The XAML framework doesn’t automatically re-evaluate the resource cache in response to these changes. This is something the developer has to manage and luckily there are some easy steps you can do to make this experience better for your users.
We should point out that this is likely a rare case that a user of your app is constantly switching languages and switching back to your app, but having your app support this is a delighter for your users when it does happen.
Solution: listening to qualifier updates
There are APIs to the rescue here! When you switch your language preferences, the system actually is aware of it, however the context that your app already had at launched has been cached…and thus it will still be delivering the original context-aware resources. Good for us is that the APIs can let us know when this happens and we can respond.

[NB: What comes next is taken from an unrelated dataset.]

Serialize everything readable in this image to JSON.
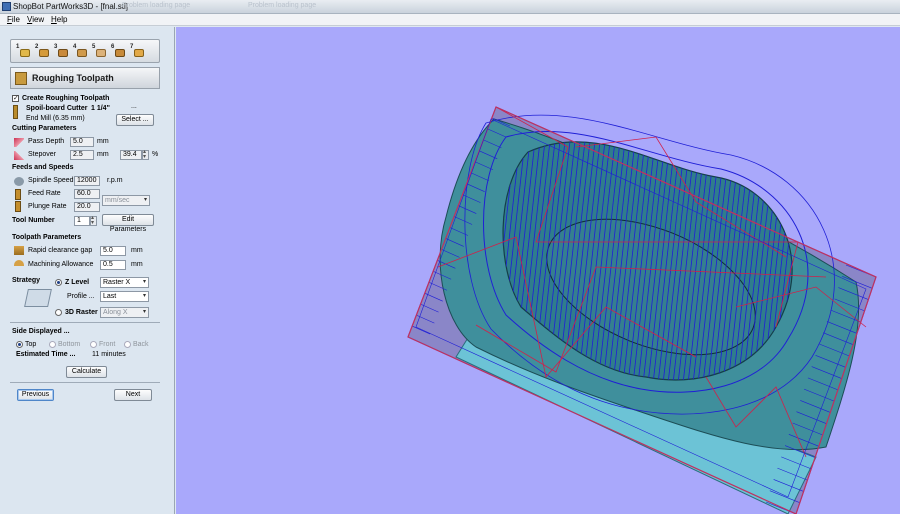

Since most apps have only a single Window object and since this change is likely rare, we should manage this call and not put it on every Page load, for example, but rather higher up in the App because it will likely be rare that it happens. In our activation code path we can listen for the resource context to change
1: protected override void OnLaunched(LaunchActivatedEventArgs args)
4: ResourceManager.Current.DefaultContext.QualifierValues.MapChanged += QualifierValues_MapChanged;
In this snippet we are using the default ResourceContext and listening for when its qualifier map changes. The qualifier map is the set of context for resources like language, but also scale, phonetics (for Japanese), high contrast, etc. Once that map changes we can force a refresh of the cache essentially:
1: void QualifierValues_MapChanged(IObservableMap<string, string> sender, IMapChangedEventArgs<string> @event)
This simple flow basically says “hey, when a qualifier has changed, reset the context map so that I get the new data” and our app in subsequent calls to the resources will get the updated resources.
Here’s a video demonstrating the completed before/after approach.
There is a big caveat to this approach. The change doesn’t automatically affect your current view. So your page has rendered and is in German. If I go and change it to English, then go back to my page…it isn’t automatically in English. Subsequent view loads (and even going back to this page) will get the new resources, but already-rendered ones do not. The developer can, of course, implement way more logic to refresh the view, traverse the tree, etc. to manage this, but that experience is up to the app developer to determine what is most appropriate for the app itself.
This is a little subtle but helpful tip in enabling your localized apps to be flexible to these types of changes by users when that happens.
Hope this helps!